(-0.05) (-0.44) (0.13) (-0.39) (-0.76) (-0.07)MOM -0.25 -0.24

(-1.22) (-1.22)CMA -0.08 -0.12

(-0.14) (-0.22)RMW 0.29 0.21

(0.63) (0.47)

R2 0.03 0.04 0.06 0.04 0.05 0.06 0.08 0.07Adj R2 0.02 0.00 0.01 -0.02 0.04 0.03 0.03 0.01N 84 84 84 84 84 84 84 84

Note: ∗ p < 0.1; ∗∗ p < 0.05; ∗∗∗ p < 0.01

Panel B: Portfolio Characteristics

Equal Weighted Value Weighted S&P 500

SHARPE RATIO 1.06 0.90 0.84MAX MONTHLY LOSS -9.01% -8.80% -8.20%STDEV MONTHLY RETURN 5.44% 5.35% 3.66%SEMI STDEV MONTHLY RETURN 2.70% 2.54% 2.27%MAX NOTIONAL 2.88x 2.88x 1.00AVG NOTIONAL 1.00x 1.00x 1.00STDEV NOTIONAL 0.73x 0.73x 0.00

84

Table OA12: Correlation of SSI measures based on data from Bloomberg, ProShares, Compustat,and CRSP. The daily, weekly, monthly, and quarterly series are formulated using data from eachrespective data source and pairwise correlations are computed.

Daily
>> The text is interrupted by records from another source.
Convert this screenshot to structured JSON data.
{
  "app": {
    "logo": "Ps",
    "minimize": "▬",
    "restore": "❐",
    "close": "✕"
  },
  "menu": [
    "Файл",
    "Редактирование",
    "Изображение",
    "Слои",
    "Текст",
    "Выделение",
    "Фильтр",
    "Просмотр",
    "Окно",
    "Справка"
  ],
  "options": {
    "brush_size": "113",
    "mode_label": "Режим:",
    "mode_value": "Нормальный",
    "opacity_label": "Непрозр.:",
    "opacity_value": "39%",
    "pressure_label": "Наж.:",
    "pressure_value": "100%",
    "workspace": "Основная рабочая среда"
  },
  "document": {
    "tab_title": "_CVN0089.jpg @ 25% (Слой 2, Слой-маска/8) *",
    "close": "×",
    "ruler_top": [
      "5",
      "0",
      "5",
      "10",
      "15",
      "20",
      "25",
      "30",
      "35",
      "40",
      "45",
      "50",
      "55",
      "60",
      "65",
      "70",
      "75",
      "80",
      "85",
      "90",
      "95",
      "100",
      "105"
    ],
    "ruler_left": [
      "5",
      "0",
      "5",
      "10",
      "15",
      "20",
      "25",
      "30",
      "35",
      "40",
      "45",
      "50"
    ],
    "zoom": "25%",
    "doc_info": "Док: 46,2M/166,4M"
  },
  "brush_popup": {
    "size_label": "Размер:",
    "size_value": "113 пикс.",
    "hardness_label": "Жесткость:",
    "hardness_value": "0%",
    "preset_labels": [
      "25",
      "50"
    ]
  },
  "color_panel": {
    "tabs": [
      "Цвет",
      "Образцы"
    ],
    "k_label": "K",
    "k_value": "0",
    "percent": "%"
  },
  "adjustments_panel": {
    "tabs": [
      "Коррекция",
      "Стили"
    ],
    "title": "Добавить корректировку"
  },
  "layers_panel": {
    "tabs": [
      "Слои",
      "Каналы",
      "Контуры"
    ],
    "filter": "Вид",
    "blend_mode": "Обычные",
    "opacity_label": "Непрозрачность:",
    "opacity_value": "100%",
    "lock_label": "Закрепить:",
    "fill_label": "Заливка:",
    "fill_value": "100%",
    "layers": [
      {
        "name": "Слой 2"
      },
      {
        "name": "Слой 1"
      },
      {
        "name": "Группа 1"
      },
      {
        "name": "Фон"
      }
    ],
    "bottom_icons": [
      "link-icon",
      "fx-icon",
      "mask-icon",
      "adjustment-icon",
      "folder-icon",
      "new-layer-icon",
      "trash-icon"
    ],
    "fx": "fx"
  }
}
Bloomberg 1.00ProShares 0.75 1.00Compustat 0.02 0.01 1.00CRSP 0.01 0.00 0.04 1.00

Weekly

Bloomberg 1.00ProShares 0.94 1.00Compustat 0.64 0.60 1.00CRSP 0.11 0.06 0.29 1.00

Monthly

Bloomberg 1.00ProShares 0.99 1.00Compustat 0.88 0.87 1.00CRSP 0.86 0.85 0.99 1.00

Quarterly

Bloomberg 1.00ProShares 1.00 1.00Compustat 0.96 0.96 1.00CRSP 0.96 0.96 1.00 1.00

85